So, the question is, what makes me tick, how did I become who I am, and what have I learned in my seventeen years through the many adventures I’ve had (and there have been many)? Well, I’ve learned that sometimes you can surprise yourself; when climbing a rock wall, you should not look down; when you pick up a baby frog it tickles your hand in the cutest way; cucumbers should always be planted at the end of a garden; if the lights go out during your dance recital keep tapping; it’s possible to read Breaking Dawn in four days; you should go to a rally at least once in your life—it will change your life; music is a bare necessity (after food and clothing but before shelter); everyone should read the Human Rights; if you’ve been in a snowstorm you’re lucky; you can fit six people and three golf bags in a golf cart; there’s no place like the library; if you take a mouse off a trap don’t look at it; learn how to make pancakes by heart so you don’t starve; it’s okay if you don’t like vacuuming; what goes around does come around (life is much a like a boomerang and deja vu is real); super hero movies rock; if you enter enough contests you’ll win something; knowledge comes in many packages; you can do anything if you read about it first; running in a thunderstorm should not be repeated (I should take my own advice on this one); if a bird food package says it attracts wilder birds believe it; when you make a mistake try really hard not to do it again; don’t beat yourself—you are not a punching bag! Read poetry, it helps to know there’s other people with the same thoughts; have no regrets after Thanksgiving cause it only comes once a year; few people know you like you know yourself, and you don’t even know yourself; “neither you nor the world knows what you can do until you have tried” – Emerson; if you’re feeling down read Emerson; it only takes a utility knife, spatula, screwdriver, and some patience to move sod and lots of water to keep it growing; don’t wait till to open your presents Christmas; if you’re dressed up like a witch for Halloween don’t wave at young kids-you’ll scare the poor children half to death; you get points for waking up early to see a meteor shower even if you missed the meteors; a broken heart can heal; no matter how many times you call to win free tickets you’re never the fifteenth caller; keep your word; if you love someone you should tell them that every time you see them (and even when you don’t).

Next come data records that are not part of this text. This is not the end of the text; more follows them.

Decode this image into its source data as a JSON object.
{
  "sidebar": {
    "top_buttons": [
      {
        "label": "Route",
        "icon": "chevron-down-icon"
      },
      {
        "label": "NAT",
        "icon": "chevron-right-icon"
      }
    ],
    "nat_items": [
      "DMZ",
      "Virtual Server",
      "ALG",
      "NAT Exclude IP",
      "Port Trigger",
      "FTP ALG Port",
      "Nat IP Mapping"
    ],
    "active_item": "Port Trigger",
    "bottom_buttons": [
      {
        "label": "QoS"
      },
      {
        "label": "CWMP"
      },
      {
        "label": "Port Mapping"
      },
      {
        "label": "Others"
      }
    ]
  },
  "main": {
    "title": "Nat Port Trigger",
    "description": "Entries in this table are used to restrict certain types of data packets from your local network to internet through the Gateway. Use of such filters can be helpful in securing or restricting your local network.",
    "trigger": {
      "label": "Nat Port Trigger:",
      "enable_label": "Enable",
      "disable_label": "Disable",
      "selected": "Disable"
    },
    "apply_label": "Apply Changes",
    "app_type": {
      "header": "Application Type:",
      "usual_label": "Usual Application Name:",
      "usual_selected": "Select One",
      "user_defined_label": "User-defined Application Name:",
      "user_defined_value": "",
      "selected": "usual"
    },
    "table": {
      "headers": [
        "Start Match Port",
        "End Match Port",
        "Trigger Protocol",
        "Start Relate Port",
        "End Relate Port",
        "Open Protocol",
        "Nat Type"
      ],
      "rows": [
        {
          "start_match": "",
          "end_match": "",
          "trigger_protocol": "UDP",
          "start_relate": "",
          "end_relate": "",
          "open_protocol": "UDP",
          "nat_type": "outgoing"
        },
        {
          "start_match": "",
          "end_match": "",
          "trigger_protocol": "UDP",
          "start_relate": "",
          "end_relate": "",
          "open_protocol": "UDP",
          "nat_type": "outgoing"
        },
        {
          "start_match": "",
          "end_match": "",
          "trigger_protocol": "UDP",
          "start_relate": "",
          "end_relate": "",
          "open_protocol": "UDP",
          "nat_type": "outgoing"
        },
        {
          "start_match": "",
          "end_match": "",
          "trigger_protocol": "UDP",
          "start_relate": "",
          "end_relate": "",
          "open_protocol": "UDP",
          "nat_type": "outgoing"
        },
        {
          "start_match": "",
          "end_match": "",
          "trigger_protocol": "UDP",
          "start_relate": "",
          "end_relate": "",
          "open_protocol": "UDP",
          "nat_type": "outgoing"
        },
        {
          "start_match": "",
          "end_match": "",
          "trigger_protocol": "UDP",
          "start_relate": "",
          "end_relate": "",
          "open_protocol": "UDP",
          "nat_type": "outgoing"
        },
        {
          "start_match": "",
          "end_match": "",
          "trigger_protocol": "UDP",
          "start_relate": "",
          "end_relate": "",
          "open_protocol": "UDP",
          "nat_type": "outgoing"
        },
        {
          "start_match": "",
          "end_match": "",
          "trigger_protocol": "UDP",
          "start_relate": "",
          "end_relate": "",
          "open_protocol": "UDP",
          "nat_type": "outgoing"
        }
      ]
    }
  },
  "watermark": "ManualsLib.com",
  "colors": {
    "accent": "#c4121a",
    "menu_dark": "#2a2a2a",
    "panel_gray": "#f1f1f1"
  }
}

That’s what life has taught me so far. These are the facts that shaped who I am and how I think. I know I’ve done what I can to show you…me. There is so much to learn about a person in such a short time span, the key is to show others something worthwhile about you, a reason to make them want to know more. The rest, is up to fate.

Sometimes, when the sun is just setting and it’s rained, with hot steam coming off the street and a cool breeze flowing through the air, I like to sit on the front porch and think about how much I truly love life.


photo credit: karine*imagine via photopin cc